Capsicum nasal sprays: This dosage form is recommended for treating non-allergic rhinitis and also providing symptomatic relief. Experts suggested that capsicum with 4 µg per puff dosing for thrice a day for three consecutive days is effective to control non-infectious, non-allergic, perennial rhinitis. 
Capsaicin patch: These patches are applied to the skin of the affected site. This patch usually recommended as an analgesic. Topical application of 8% capsaicin patch significantly decreases in post-herpetic neuralgia and post-traumatic neuropathic pain symptoms.
Capsaicin candy: This dosage form is effective to provide temporary relief from the pain associated with oral mucositis, which is a common side effect of chemotherapy or radiotherapy treatment. 
The presence of capsaicin in Capsicum genus plants helps in the following manner.
Apart from these general uses, the following are some expected therapeutic application of capsaicin.
Capsaicin for Neuropathy and Arthritis Pain
Capsaicin can counteract pain sensation as it regulates Transient receptor potential vanilloid 1 (TRPV1) receptor functioning. The local pain control ability of Capsaicin is effective to provide back pain relief and effective control of angina pain.  The analgesic property of Capsaicin effective to manage both neuropathic pain and chronic musculoskeletal pain.
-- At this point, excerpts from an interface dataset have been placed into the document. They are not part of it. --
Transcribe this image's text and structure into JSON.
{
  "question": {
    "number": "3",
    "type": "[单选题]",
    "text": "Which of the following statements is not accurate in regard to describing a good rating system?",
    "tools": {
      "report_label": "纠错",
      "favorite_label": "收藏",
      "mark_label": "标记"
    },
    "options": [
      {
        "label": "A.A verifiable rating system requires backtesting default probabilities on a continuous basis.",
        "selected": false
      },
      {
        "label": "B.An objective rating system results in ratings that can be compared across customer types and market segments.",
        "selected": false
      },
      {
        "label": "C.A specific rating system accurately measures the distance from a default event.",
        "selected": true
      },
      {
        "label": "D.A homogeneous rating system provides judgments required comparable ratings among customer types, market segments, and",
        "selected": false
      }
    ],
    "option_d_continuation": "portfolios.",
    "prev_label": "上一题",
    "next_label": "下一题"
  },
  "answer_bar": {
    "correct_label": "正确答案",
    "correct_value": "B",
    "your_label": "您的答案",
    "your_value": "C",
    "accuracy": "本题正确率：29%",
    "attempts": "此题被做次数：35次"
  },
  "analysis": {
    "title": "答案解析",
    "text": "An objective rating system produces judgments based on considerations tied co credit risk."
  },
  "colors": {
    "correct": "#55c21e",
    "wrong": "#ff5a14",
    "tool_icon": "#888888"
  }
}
A clinical study reported that the analgesic property of Capsaicin can control post-herpetic neuralgia and diabetic neuropathy pain also. 
Capsaicin for Infection control
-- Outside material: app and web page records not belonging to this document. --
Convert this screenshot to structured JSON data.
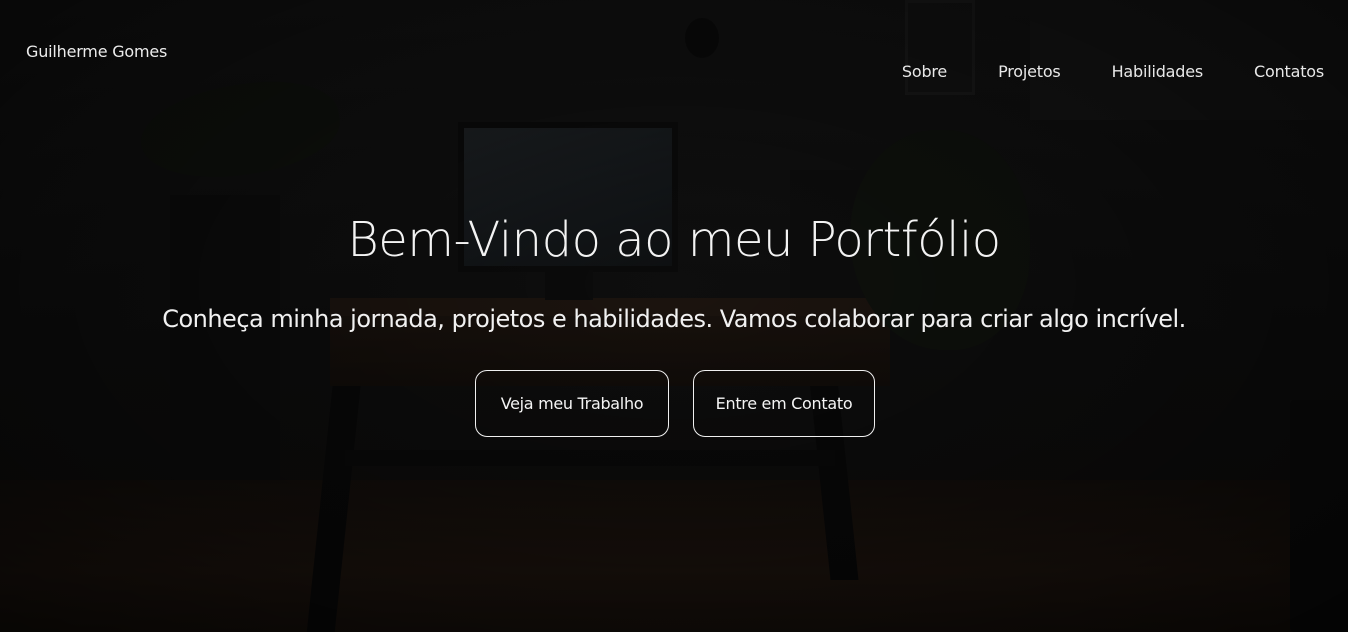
{
  "header": {
    "brand": "Guilherme Gomes",
    "nav": [
      {
        "label": "Sobre"
      },
      {
        "label": "Projetos"
      },
      {
        "label": "Habilidades"
      },
      {
        "label": "Contatos"
      }
    ]
  },
  "hero": {
    "title": "Bem-Vindo ao meu Portfólio",
    "subtitle": "Conheça minha jornada, projetos e habilidades. Vamos colaborar para criar algo incrível.",
    "buttons": {
      "primary": "Veja meu Trabalho",
      "secondary": "Entre em Contato"
    }
  },
  "colors": {
    "text": "#f2f2f2",
    "background": "#0d0d0d",
    "button_border": "#f0f0f0"
  }
}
Herbal researchers expected that the anti-parasitic property of capsaicin is effective to control human infections also. 
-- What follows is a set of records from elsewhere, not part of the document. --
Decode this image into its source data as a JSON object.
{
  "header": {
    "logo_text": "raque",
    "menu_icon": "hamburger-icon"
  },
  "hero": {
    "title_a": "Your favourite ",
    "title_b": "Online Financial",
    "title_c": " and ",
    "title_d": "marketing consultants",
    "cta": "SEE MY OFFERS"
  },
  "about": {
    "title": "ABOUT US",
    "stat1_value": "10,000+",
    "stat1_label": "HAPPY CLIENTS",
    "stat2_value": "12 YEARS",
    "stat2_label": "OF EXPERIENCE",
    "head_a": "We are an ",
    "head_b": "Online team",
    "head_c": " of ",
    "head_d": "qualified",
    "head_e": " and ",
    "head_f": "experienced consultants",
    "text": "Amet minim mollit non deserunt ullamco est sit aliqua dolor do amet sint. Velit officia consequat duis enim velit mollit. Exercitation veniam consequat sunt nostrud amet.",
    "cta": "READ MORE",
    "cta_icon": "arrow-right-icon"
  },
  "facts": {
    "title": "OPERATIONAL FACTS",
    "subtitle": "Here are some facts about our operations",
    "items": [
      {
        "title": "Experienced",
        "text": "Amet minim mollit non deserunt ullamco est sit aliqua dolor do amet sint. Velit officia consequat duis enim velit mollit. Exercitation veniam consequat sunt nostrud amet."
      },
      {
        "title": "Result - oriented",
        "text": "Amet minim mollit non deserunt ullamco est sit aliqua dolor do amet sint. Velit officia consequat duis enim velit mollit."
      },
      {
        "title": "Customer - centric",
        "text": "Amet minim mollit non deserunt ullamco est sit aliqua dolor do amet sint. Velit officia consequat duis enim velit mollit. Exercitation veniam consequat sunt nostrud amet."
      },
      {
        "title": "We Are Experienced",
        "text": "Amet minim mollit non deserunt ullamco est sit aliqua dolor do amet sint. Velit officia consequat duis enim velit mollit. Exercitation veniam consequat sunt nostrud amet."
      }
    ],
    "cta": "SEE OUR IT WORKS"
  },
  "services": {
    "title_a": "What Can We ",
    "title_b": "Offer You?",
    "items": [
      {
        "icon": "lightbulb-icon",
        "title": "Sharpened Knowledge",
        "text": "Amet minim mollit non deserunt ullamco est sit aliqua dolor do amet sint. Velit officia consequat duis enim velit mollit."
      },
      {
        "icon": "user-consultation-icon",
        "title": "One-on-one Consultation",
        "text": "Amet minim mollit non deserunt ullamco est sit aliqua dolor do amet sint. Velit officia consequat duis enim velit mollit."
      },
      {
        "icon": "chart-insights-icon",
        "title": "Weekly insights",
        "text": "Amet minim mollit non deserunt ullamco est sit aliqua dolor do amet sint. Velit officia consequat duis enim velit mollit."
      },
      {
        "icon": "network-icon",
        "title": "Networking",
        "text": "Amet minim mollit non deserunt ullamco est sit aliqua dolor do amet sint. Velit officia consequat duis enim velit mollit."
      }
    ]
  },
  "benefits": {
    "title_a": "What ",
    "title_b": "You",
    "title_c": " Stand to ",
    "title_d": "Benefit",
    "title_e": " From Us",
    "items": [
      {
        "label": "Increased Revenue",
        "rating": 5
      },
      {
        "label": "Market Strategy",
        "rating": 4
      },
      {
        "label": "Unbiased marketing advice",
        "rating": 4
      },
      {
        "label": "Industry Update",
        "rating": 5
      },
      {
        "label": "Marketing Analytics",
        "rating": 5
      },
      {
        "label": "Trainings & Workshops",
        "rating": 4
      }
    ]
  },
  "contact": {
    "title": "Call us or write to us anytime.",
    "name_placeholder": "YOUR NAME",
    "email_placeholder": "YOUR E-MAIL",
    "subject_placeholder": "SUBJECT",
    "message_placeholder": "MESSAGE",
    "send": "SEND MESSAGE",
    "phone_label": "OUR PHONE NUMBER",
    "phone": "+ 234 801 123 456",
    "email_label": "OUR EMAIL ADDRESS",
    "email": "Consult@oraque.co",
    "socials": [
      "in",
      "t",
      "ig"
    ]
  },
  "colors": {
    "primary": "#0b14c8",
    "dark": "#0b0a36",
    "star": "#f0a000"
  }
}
Capsaicin for Diabetes-induced Hypertension
Diabetic patients often have hypertension problems. An animal research study conducted on diabetic mice reported that capsaicin is effective to reduce oxidative stress in blood vessels. Activation of TRPV1 by administering capsaicin leads to endothelium-dependent vasodilation. These effects improve hypertension in diabetic mice. This study result indicates that capsaicin may have a therapeutic benefit to prevent cardiac risk in diabetic patients. 
Capsaicin benefits heart
It is well proven that capsaicin activates TRPV1 and helps to provide benefits in cardiac muscle. The administration of capsaicin helps to combat against cardiac hypertrophy and fibrosis development. Therefore, capsaicin has a great benefit to prevent heart failure, as it controls metabolic disorders induced cardiac hypertrophy and fibrosis and simultaneously this bioactive phytochemical has an anti-hypertensive effect. [3,4]
Capsaicin benefits asthma
Beta-adrenergic medications are the drug of choice in the conventional treatment of asthma. Administration of capsaicin induces beta-adrenergic action by regulating energy metabolism. This has a direct influence on oxygen consumption and respiratory quotient.  This mechanism improves asthma condition.
Capsaicin benefits weight loss
Capsaicin moderately enhances energy expenditure, stimulates fat oxidation due to its thermogenic property and diminishes appetite. All these mechanisms are effective to control weight management. 
Protection from Gastric Ulcer
It is commonly recommended that capsaicin containing food items should be avoided for patients having gastric ulcers due to their spicy taste. However, a research paper reported that capsaicin has preventive and gastric ulcer healing properties. There is an ulcer protective effect of capsaicin-induced against non-steroidal anti-inflammatory drugs and alcohol exposure. This bioactive phytochemical has an inhibitory effect on gastric acid secretion. It also neutralizes the acidic environment in G.I tract by boosting mucus and alkali secretion. It also promotes blood circulation in gastric tissue. 
The daily recommended dose for capsaicinoids is 20 mg. The dosing is very important for capsaicin, as it is mentioned in a review paper that moderate consumption of capsaicin helps to prevent gastric cancer, whereas excessive daily take of capsaicin can cause gastric cancer. Therefore, moderate spicy food is good for health. It is recommended that 135 mg capsaicin intake per day causes gastric irritation and stomach discomfort.